Picture your first-grade classroom.
Remember the blessedly mediocre art projects hung up in a row, the calendar that taught you what a “Wednesday” was, the walls built to resist the flesh-ripping firepower of a military-grade assault weapon...
Wait, the what now?
Minneapolis company Versare Solutions has just unveiled what it says is a first-of-its-kind product: the Portable Shield Partition (patent pending), a wall on wheels that can withstand “multiple impacts by a .44 magnum and 9mm ammunition.” Versare didn’t respond to interview requests, but a post on its website says the company “believes defensive solutions are necessary” to regain “peace of mind” in American schools.
In short: It’s no longer enough for your first-grade classroom to be friendly and clean and faintly magical. It must also be prepared for someone, anyone, to walk in with a gun and start shooting.
Gary Amoroso, the executive director of the Minnesota Association of School Administrators, is giving it a cautious endorsement, sight unseen.
“If a district believes this type of tool or resource could be beneficial to students and staff, it could be worth the investment,” he says.
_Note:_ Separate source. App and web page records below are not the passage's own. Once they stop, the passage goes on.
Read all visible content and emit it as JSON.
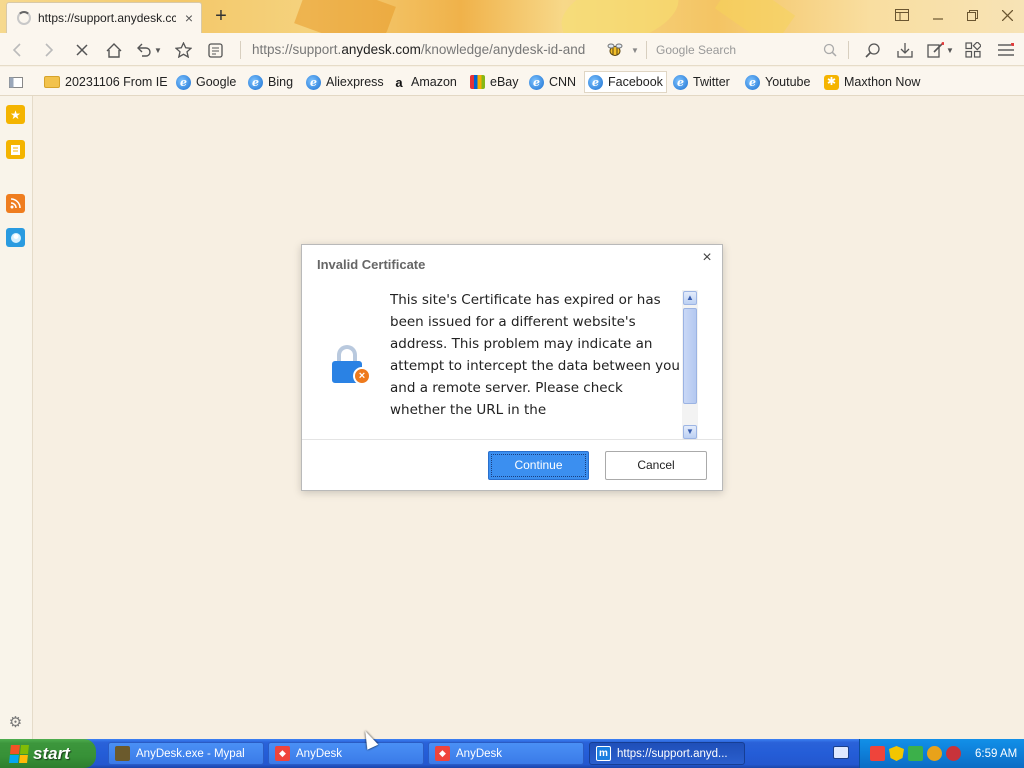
{
  "browser": {
    "tab": {
      "title": "https://support.anydesk.cc",
      "close": "×"
    },
    "new_tab": "+",
    "window_controls": [
      "sidebar-toggle",
      "minimize",
      "restore",
      "close"
    ],
    "nav": {
      "url_prefix": "https://support.",
      "url_domain": "anydesk.com",
      "url_path": "/knowledge/anydesk-id-and",
      "search_placeholder": "Google Search"
    },
    "bookmarks": [
      {
        "label": "20231106 From IE",
        "icon": "folder-icon"
      },
      {
        "label": "Google",
        "icon": "ie-icon"
      },
      {
        "label": "Bing",
        "icon": "ie-icon"
      },
      {
        "label": "Aliexpress",
        "icon": "ie-icon"
      },
      {
        "label": "Amazon",
        "icon": "amazon-icon"
      },
      {
        "label": "eBay",
        "icon": "ebay-icon"
      },
      {
        "label": "CNN",
        "icon": "ie-icon"
      },
      {
        "label": "Facebook",
        "icon": "ie-icon"
      },
      {
        "label": "Twitter",
        "icon": "ie-icon"
      },
      {
        "label": "Youtube",
        "icon": "ie-icon"
      },
      {
        "label": "Maxthon Now",
        "icon": "maxthon-icon"
      }
    ]
  },
  "dialog": {
    "title": "Invalid Certificate",
    "message": "This site's Certificate has expired or has been issued for a different website's address. This problem may indicate an attempt to intercept the data between you and a remote server. Please check whether the URL in the",
    "continue_label": "Continue",
    "cancel_label": "Cancel",
    "close": "×"
  },
  "taskbar": {
    "start_label": "start",
    "tasks": [
      {
        "label": "AnyDesk.exe - Mypal",
        "icon": "mypal-icon"
      },
      {
        "label": "AnyDesk",
        "icon": "anydesk-icon"
      },
      {
        "label": "AnyDesk",
        "icon": "anydesk-icon"
      },
      {
        "label": "https://support.anyd...",
        "icon": "maxthon-icon",
        "active": true
      }
    ],
    "clock": "6:59 AM"
  },
  "colors": {
    "accent": "#3b8ff0",
    "taskbar": "#245dd7",
    "start": "#379137",
    "lock": "#2a82e4",
    "warning_badge": "#ee7a1d"
  }
}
No single “action or resource” is the panacea to school shootings, he says… but hey, if an armored classroom helps, it helps.
“This is completely irresponsible,” Austin Berger says. He’s a member of Students Demand Action, Minnesota, a youth-led group trying to keep the gun control movement alive after the deadly Parkland, Florida school shooting. Following the Parkland massacre, the March for Our Lives brought 20,000 participants to the state Capitol steps.
For months, Students Demand Action has been asking legislators for some form of gun control – “common sense” stuff, like bump stock bans and universal background checks. They want legislators to do something to make it harder to get a gun and shoot up a school.
And now schools are being offered bulletproof walls for about $3,500 apiece, because enforcing a wall is a low-cost ransom people will pay, one that seems easier than stopping murderers before they get to children.
“These are monuments to the failure of our legislators to protect us,” Berger says.
He thinks it won’t be long before these dividers are being sold to public schools, before taxpayers are handing over their money to make classrooms that double as warzones, before first-graders look at the wall and don’t even blink because to them, the wall has always been there – as has the threat of annihilation by a stranger.
The new wall is a new normal: a quiet form of acceptance for what should be unacceptable.